  •  
  • “ Even though media management aims to build a bridge between the general management theory and […] the media industry, the field is far from clearly defined or cohesive. Additionally it is under-explored and under-theorized.” - Bozena Mierzejewska
  • NO palatable diagnoses empowering strategies comprehensive solutions
  • “ Academic distinctions between autonomous art and controlling managerialism overlook the synergies and connections between artists and managers in the art world, and in the daily practice of artists.”
  • New forms of management in the creative sector Theories of creativity and innovation in management Management of Culture, Culture of Management Management theory Creative industries
  • Approaches to Strategic Media Management Rationalist focus on content Adaptive focus on process Interpretive focus on social architecture
  • EVERYTHING IS MEDIA MANAGEMENT - Liz McFall
  • EVERYTHING IS MEDIA MANAGEMENT - Liz McFall the industry
  • EVERYTHING IS MEDIA MANAGEMENT - Liz McFall the technology
  • EVERYTHING IS MEDIA MANAGEMENT - Liz McFall the workforce
  • EVERYTHING IS MEDIA MANAGEMENT - Liz McFall the worker
  • all your base are belong to us current trend in media management:
  • … and to us
  • precarity in media work 2007
  • 2008
  • 2009 2009 total: 14,190+ jobs Layoffs and buyouts at U.S. newspapers in 2009
  • 2009 2009 total: 14,190+ jobs Layoffs and buyouts at U.S. newspapers in 2009 2009: Advertising's Black Thursday: Layoffs, Spend Cuts, Hiring Freezes and Client Collapses Bedevil the Biz
  • 2009 2009 total: 14,190+ jobs Layoffs and buyouts at U.S. newspapers in 2009 2009: Advertising's Black Thursday: Layoffs, Spend Cuts, Hiring Freezes and Client Collapses Bedevil the Biz On-location film and TV shoots in L.A. hit lowest levels on record
  • 2009 2009 total: 14,190+ jobs Layoffs and buyouts at U.S. newspapers in 2009 2009: Advertising's Black Thursday: Layoffs, Spend Cuts, Hiring Freezes and Client Collapses Bedevil the Biz Game industry suffered 8,450 job losses since July 2008 On-location film and TV shoots in L.A. hit lowest levels on record

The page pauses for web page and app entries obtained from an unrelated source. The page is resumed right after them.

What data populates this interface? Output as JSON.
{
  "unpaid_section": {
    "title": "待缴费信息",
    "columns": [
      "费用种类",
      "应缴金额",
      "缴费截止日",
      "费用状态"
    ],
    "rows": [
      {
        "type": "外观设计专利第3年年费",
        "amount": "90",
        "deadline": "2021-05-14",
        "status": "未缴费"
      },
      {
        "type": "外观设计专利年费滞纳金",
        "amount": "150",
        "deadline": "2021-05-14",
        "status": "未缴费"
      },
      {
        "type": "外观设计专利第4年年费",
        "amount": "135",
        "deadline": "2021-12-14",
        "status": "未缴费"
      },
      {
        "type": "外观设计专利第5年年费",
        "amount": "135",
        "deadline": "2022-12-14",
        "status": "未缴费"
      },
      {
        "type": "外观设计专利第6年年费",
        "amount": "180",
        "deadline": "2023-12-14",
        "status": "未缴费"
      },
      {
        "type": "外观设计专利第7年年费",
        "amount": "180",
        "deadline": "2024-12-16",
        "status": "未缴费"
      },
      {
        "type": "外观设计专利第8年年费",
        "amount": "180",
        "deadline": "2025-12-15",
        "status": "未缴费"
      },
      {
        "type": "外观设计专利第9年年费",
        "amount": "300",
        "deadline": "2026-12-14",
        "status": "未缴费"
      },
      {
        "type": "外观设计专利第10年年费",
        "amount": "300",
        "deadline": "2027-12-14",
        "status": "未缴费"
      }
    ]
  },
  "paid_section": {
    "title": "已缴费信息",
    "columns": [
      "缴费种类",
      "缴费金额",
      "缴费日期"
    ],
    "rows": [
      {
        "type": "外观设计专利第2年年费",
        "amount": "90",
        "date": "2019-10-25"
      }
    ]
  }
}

  • MACRO regulations technology competition MESO culture strategies policies MICRO interactions relationships networks understanding organizational practice in media companies
  • the macro context of managing media work: concentration and disintegration in the hourglass
  • the mesocontext of managing media work: content is kings content a-la-carte content everywhere content for free content by users content goes global content about content
  • the microcontext of managing media work: value chains…
  • the microcontext of managing media work: … value networks
  • A BRIEF REST AND A WORD OF CAUTION
  • OPTIMISM!
  • or PESSIMISM?
  • EPIC TRANSFORMATION!
  • or GRADUAL CHANGE?
  • “ The most valuable insights […] will come from a capacity to synthesize an understanding of the political economy of new media, the wellsprings of creativity and innovation, and the enabling role of the nation-state” - Terry Flew
  • MACRO a new international division of cultural labor
  • MESO flexible, swift and agile companies (rather than lumbering monoliths)
  • MICRO role change: from soloist to superstar DJ
  • Concluding Thoughts: Meta-Ideas and OrgNets
  • Brian Steward <bdsteward@indiana.edu> Mark Deuze <mdeuze@indiana.edu>